§ WHAT THE EXERCISE ASKS
Look for the word "用户协议". Copy every line of the listing where it occurs.

/---

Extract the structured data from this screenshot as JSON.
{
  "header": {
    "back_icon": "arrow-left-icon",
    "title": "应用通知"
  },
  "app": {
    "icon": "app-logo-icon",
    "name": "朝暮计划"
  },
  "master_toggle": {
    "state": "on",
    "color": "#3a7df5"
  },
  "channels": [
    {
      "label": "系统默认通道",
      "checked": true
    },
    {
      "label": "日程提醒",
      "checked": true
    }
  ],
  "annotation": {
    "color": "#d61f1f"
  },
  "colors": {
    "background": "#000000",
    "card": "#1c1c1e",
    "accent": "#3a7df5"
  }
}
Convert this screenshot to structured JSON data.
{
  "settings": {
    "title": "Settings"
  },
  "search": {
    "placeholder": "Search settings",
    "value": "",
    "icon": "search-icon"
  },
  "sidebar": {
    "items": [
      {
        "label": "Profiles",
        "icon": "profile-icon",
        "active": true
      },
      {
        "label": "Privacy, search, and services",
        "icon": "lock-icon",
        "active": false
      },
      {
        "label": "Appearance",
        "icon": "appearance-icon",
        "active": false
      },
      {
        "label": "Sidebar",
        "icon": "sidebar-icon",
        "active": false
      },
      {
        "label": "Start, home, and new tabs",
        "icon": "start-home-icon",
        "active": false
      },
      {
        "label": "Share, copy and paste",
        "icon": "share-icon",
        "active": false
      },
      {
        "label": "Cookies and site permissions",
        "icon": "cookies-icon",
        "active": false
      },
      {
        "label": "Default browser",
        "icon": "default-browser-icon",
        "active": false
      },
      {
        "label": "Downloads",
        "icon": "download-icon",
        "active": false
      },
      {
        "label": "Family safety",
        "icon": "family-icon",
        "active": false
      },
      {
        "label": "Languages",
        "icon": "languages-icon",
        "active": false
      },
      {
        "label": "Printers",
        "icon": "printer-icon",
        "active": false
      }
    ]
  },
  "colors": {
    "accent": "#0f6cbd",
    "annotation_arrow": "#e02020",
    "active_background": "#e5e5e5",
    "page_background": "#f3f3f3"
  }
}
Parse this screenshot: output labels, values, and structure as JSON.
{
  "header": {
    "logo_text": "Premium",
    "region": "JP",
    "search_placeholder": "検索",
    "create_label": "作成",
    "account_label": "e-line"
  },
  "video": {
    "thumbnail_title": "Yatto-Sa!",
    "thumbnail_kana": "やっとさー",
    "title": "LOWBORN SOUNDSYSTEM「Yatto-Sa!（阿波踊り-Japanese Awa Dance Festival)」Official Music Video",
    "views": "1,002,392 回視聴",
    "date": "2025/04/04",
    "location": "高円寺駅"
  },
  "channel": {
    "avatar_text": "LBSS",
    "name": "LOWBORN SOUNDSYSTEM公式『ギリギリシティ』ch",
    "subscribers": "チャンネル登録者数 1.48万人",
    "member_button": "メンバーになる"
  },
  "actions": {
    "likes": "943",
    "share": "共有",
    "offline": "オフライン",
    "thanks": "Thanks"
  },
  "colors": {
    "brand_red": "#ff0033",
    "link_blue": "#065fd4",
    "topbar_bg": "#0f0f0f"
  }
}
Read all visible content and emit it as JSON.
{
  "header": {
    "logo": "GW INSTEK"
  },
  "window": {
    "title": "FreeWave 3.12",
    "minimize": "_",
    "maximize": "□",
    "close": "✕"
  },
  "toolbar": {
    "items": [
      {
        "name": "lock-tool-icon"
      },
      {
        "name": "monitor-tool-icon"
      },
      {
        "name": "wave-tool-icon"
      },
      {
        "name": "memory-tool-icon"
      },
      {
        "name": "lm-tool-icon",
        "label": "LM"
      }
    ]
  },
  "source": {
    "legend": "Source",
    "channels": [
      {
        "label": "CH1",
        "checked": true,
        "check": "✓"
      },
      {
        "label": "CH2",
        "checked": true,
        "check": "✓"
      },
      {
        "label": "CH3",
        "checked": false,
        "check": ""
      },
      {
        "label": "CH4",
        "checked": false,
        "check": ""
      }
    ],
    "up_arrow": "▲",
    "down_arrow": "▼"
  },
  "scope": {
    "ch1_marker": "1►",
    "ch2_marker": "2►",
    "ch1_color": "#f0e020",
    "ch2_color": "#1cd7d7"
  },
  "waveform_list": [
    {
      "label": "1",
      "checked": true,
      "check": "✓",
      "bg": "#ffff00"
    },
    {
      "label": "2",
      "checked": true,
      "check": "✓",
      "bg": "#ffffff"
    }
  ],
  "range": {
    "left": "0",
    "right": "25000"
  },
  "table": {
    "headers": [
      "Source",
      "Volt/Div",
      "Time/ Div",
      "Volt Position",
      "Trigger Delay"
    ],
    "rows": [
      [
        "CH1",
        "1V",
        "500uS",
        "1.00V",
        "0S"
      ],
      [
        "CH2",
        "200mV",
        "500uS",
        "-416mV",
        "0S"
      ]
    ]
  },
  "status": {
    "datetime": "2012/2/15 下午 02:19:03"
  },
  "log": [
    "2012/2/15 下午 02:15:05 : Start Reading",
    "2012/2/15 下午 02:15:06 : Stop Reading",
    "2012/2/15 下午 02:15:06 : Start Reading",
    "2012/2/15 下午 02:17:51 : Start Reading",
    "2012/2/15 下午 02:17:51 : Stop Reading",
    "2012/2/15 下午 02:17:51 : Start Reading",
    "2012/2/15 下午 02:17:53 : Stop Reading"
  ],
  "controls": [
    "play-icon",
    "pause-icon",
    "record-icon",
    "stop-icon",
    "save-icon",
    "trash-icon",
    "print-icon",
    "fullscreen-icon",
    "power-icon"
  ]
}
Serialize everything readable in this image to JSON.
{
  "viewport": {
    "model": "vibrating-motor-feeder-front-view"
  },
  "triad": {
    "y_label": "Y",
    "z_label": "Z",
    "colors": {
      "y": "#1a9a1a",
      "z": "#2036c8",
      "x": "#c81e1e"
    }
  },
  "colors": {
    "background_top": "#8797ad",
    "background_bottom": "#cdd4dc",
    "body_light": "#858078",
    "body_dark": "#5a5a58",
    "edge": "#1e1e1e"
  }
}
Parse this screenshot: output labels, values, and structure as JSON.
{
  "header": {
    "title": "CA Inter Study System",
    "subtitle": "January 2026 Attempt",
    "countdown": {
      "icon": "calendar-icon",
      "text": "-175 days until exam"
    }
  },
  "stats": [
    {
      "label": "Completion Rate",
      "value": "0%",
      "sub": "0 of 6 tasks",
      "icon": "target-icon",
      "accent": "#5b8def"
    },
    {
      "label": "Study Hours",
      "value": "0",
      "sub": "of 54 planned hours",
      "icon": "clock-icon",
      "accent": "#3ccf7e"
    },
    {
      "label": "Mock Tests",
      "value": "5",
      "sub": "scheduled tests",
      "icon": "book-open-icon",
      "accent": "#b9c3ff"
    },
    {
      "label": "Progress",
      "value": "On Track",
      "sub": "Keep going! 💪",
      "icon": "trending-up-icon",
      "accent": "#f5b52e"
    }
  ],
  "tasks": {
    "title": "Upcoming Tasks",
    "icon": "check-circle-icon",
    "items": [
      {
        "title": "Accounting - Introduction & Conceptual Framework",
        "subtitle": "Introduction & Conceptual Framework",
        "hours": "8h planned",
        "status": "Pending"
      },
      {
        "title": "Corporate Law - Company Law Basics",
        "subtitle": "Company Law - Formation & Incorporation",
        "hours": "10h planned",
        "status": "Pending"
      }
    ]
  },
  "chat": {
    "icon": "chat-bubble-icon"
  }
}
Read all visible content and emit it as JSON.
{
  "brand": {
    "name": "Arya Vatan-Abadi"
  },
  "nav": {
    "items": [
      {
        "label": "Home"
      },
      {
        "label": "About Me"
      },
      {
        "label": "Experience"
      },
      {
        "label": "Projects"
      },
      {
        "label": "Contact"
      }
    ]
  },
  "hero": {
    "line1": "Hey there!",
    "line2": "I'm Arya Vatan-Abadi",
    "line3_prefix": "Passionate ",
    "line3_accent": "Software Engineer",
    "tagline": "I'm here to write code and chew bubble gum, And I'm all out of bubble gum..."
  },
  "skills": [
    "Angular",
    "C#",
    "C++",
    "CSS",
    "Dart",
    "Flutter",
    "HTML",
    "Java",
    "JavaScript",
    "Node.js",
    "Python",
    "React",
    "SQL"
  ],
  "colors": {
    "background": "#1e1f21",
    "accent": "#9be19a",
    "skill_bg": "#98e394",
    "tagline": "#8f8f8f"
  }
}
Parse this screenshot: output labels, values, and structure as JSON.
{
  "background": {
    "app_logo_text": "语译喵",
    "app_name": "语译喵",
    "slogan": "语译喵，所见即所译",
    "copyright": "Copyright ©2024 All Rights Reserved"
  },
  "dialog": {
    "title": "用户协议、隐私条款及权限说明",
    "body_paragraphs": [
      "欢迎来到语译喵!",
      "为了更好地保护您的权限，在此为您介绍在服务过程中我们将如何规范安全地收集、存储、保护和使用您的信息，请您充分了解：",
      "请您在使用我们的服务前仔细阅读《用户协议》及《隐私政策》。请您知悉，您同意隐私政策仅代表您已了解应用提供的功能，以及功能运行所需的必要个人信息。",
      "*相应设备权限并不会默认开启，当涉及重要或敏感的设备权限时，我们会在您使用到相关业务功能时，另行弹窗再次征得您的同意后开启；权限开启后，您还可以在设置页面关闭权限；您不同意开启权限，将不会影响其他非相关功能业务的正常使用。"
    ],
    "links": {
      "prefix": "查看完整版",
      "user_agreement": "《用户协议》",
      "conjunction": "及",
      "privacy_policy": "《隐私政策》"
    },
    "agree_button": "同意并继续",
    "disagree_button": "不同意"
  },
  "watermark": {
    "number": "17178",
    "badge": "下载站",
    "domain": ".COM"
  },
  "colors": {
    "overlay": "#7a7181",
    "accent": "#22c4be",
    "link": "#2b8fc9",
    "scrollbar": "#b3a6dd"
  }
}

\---

§ THE ANSWER
    "title": "用户协议、隐私条款及权限说明",
      "请您在使用我们的服务前仔细阅读《用户协议》及《隐私政策》。请您知悉，您同意隐私政策仅代表您已了解应用提供的功能，以及功能运行所需的必要个人信息。",
      "user_agreement": "《用户协议》",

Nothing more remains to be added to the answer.